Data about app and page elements
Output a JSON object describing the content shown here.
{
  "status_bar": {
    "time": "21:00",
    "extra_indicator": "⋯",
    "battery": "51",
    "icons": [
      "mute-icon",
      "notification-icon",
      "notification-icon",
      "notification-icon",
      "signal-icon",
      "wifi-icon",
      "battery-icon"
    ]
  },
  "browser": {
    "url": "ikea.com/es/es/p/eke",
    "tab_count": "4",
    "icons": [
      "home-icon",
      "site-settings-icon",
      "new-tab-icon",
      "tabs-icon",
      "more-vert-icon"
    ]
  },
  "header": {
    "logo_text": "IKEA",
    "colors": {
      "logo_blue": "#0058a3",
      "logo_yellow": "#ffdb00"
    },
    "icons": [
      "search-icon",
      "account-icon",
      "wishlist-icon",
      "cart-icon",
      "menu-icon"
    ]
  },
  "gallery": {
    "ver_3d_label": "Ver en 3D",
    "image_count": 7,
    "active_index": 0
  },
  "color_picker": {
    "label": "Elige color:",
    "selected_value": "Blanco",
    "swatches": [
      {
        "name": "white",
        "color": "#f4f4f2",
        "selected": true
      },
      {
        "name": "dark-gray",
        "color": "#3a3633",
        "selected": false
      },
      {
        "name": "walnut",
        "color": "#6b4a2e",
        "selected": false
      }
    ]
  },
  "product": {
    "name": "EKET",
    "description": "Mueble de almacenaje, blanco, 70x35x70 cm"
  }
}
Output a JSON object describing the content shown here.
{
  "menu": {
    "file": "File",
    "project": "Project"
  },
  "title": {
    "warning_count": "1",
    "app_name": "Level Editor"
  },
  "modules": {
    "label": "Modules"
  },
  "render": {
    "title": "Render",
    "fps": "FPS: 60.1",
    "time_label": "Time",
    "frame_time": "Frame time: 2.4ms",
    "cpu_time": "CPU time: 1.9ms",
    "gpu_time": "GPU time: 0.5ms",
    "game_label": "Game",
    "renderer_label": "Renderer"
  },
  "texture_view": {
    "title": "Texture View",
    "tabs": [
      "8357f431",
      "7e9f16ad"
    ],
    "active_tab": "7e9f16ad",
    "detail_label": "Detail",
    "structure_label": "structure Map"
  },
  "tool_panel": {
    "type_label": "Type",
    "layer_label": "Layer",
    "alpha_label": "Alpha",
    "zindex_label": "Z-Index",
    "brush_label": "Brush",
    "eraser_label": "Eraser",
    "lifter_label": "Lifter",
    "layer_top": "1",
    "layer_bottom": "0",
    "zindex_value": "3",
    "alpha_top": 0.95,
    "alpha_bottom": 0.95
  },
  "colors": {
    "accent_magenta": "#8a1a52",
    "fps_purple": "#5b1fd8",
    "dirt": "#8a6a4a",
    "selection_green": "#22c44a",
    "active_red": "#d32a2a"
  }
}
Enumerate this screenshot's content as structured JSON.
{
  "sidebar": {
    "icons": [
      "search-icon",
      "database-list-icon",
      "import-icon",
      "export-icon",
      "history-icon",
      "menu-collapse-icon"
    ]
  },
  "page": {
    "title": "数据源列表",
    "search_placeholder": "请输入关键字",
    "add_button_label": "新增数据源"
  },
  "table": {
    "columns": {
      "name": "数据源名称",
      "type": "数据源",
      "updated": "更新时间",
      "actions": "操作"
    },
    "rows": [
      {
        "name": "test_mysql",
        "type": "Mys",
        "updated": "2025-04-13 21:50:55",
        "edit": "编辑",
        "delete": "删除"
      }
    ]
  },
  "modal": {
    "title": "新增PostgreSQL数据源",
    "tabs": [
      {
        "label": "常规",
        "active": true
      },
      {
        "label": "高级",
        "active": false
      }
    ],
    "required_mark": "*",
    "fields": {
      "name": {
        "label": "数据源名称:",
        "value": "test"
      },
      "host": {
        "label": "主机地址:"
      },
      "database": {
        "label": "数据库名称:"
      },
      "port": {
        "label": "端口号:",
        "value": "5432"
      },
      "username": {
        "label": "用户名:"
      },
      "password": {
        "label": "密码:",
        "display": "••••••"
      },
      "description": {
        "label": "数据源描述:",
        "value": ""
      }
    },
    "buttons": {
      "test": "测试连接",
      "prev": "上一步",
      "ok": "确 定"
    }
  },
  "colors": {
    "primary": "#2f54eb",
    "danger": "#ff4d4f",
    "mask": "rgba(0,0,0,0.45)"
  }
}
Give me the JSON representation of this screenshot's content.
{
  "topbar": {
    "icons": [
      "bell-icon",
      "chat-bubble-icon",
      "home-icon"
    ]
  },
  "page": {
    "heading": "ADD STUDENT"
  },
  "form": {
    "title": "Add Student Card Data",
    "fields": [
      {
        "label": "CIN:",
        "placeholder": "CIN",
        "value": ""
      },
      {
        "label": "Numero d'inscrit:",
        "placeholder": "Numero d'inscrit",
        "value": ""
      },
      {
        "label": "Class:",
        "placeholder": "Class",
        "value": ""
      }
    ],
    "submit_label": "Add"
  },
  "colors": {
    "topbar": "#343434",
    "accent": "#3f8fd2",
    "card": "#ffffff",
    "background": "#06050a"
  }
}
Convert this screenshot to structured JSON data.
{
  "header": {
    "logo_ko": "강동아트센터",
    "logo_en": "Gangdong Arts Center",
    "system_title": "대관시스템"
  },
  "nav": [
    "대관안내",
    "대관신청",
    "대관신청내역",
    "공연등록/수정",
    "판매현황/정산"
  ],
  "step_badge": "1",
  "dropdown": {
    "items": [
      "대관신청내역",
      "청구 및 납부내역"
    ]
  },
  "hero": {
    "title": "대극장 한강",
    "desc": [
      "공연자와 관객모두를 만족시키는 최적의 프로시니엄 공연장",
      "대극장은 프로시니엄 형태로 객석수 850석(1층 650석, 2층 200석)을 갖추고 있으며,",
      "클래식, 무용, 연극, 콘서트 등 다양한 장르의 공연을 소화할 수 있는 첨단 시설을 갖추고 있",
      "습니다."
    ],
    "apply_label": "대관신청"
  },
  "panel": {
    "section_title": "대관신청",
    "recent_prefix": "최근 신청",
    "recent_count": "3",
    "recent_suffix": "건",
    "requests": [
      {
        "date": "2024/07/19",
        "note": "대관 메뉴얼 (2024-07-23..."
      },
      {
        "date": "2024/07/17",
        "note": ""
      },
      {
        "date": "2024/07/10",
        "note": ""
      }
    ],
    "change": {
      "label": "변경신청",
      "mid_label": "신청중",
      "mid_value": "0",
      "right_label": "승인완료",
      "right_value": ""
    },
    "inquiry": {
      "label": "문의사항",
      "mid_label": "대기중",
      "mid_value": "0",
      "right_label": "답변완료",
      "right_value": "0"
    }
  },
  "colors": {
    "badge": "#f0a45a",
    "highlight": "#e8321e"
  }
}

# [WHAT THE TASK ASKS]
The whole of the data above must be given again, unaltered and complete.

# [TASK SOLUTION]
Output a JSON object describing the content shown here.
{
  "status_bar": {
    "time": "21:00",
    "extra_indicator": "⋯",
    "battery": "51",
    "icons": [
      "mute-icon",
      "notification-icon",
      "notification-icon",
      "notification-icon",
      "signal-icon",
      "wifi-icon",
      "battery-icon"
    ]
  },
  "browser": {
    "url": "ikea.com/es/es/p/eke",
    "tab_count": "4",
    "icons": [
      "home-icon",
      "site-settings-icon",
      "new-tab-icon",
      "tabs-icon",
      "more-vert-icon"
    ]
  },
  "header": {
    "logo_text": "IKEA",
    "colors": {
      "logo_blue": "#0058a3",
      "logo_yellow": "#ffdb00"
    },
    "icons": [
      "search-icon",
      "account-icon",
      "wishlist-icon",
      "cart-icon",
      "menu-icon"
    ]
  },
  "gallery": {
    "ver_3d_label": "Ver en 3D",
    "image_count": 7,
    "active_index": 0
  },
  "color_picker": {
    "label": "Elige color:",
    "selected_value": "Blanco",
    "swatches": [
      {
        "name": "white",
        "color": "#f4f4f2",
        "selected": true
      },
      {
        "name": "dark-gray",
        "color": "#3a3633",
        "selected": false
      },
      {
        "name": "walnut",
        "color": "#6b4a2e",
        "selected": false
      }
    ]
  },
  "product": {
    "name": "EKET",
    "description": "Mueble de almacenaje, blanco, 70x35x70 cm"
  }
}
Output a JSON object describing the content shown here.
{
  "menu": {
    "file": "File",
    "project": "Project"
  },
  "title": {
    "warning_count": "1",
    "app_name": "Level Editor"
  },
  "modules": {
    "label": "Modules"
  },
  "render": {
    "title": "Render",
    "fps": "FPS: 60.1",
    "time_label": "Time",
    "frame_time": "Frame time: 2.4ms",
    "cpu_time": "CPU time: 1.9ms",
    "gpu_time": "GPU time: 0.5ms",
    "game_label": "Game",
    "renderer_label": "Renderer"
  },
  "texture_view": {
    "title": "Texture View",
    "tabs": [
      "8357f431",
      "7e9f16ad"
    ],
    "active_tab": "7e9f16ad",
    "detail_label": "Detail",
    "structure_label": "structure Map"
  },
  "tool_panel": {
    "type_label": "Type",
    "layer_label": "Layer",
    "alpha_label": "Alpha",
    "zindex_label": "Z-Index",
    "brush_label": "Brush",
    "eraser_label": "Eraser",
    "lifter_label": "Lifter",
    "layer_top": "1",
    "layer_bottom": "0",
    "zindex_value": "3",
    "alpha_top": 0.95,
    "alpha_bottom": 0.95
  },
  "colors": {
    "accent_magenta": "#8a1a52",
    "fps_purple": "#5b1fd8",
    "dirt": "#8a6a4a",
    "selection_green": "#22c44a",
    "active_red": "#d32a2a"
  }
}
Enumerate this screenshot's content as structured JSON.
{
  "sidebar": {
    "icons": [
      "search-icon",
      "database-list-icon",
      "import-icon",
      "export-icon",
      "history-icon",
      "menu-collapse-icon"
    ]
  },
  "page": {
    "title": "数据源列表",
    "search_placeholder": "请输入关键字",
    "add_button_label": "新增数据源"
  },
  "table": {
    "columns": {
      "name": "数据源名称",
      "type": "数据源",
      "updated": "更新时间",
      "actions": "操作"
    },
    "rows": [
      {
        "name": "test_mysql",
        "type": "Mys",
        "updated": "2025-04-13 21:50:55",
        "edit": "编辑",
        "delete": "删除"
      }
    ]
  },
  "modal": {
    "title": "新增PostgreSQL数据源",
    "tabs": [
      {
        "label": "常规",
        "active": true
      },
      {
        "label": "高级",
        "active": false
      }
    ],
    "required_mark": "*",
    "fields": {
      "name": {
        "label": "数据源名称:",
        "value": "test"
      },
      "host": {
        "label": "主机地址:"
      },
      "database": {
        "label": "数据库名称:"
      },
      "port": {
        "label": "端口号:",
        "value": "5432"
      },
      "username": {
        "label": "用户名:"
      },
      "password": {
        "label": "密码:",
        "display": "••••••"
      },
      "description": {
        "label": "数据源描述:",
        "value": ""
      }
    },
    "buttons": {
      "test": "测试连接",
      "prev": "上一步",
      "ok": "确 定"
    }
  },
  "colors": {
    "primary": "#2f54eb",
    "danger": "#ff4d4f",
    "mask": "rgba(0,0,0,0.45)"
  }
}
Give me the JSON representation of this screenshot's content.
{
  "topbar": {
    "icons": [
      "bell-icon",
      "chat-bubble-icon",
      "home-icon"
    ]
  },
  "page": {
    "heading": "ADD STUDENT"
  },
  "form": {
    "title": "Add Student Card Data",
    "fields": [
      {
        "label": "CIN:",
        "placeholder": "CIN",
        "value": ""
      },
      {
        "label": "Numero d'inscrit:",
        "placeholder": "Numero d'inscrit",
        "value": ""
      },
      {
        "label": "Class:",
        "placeholder": "Class",
        "value": ""
      }
    ],
    "submit_label": "Add"
  },
  "colors": {
    "topbar": "#343434",
    "accent": "#3f8fd2",
    "card": "#ffffff",
    "background": "#06050a"
  }
}
Convert this screenshot to structured JSON data.
{
  "header": {
    "logo_ko": "강동아트센터",
    "logo_en": "Gangdong Arts Center",
    "system_title": "대관시스템"
  },
  "nav": [
    "대관안내",
    "대관신청",
    "대관신청내역",
    "공연등록/수정",
    "판매현황/정산"
  ],
  "step_badge": "1",
  "dropdown": {
    "items": [
      "대관신청내역",
      "청구 및 납부내역"
    ]
  },
  "hero": {
    "title": "대극장 한강",
    "desc": [
      "공연자와 관객모두를 만족시키는 최적의 프로시니엄 공연장",
      "대극장은 프로시니엄 형태로 객석수 850석(1층 650석, 2층 200석)을 갖추고 있으며,",
      "클래식, 무용, 연극, 콘서트 등 다양한 장르의 공연을 소화할 수 있는 첨단 시설을 갖추고 있",
      "습니다."
    ],
    "apply_label": "대관신청"
  },
  "panel": {
    "section_title": "대관신청",
    "recent_prefix": "최근 신청",
    "recent_count": "3",
    "recent_suffix": "건",
    "requests": [
      {
        "date": "2024/07/19",
        "note": "대관 메뉴얼 (2024-07-23..."
      },
      {
        "date": "2024/07/17",
        "note": ""
      },
      {
        "date": "2024/07/10",
        "note": ""
      }
    ],
    "change": {
      "label": "변경신청",
      "mid_label": "신청중",
      "mid_value": "0",
      "right_label": "승인완료",
      "right_value": ""
    },
    "inquiry": {
      "label": "문의사항",
      "mid_label": "대기중",
      "mid_value": "0",
      "right_label": "답변완료",
      "right_value": "0"
    }
  },
  "colors": {
    "badge": "#f0a45a",
    "highlight": "#e8321e"
  }
}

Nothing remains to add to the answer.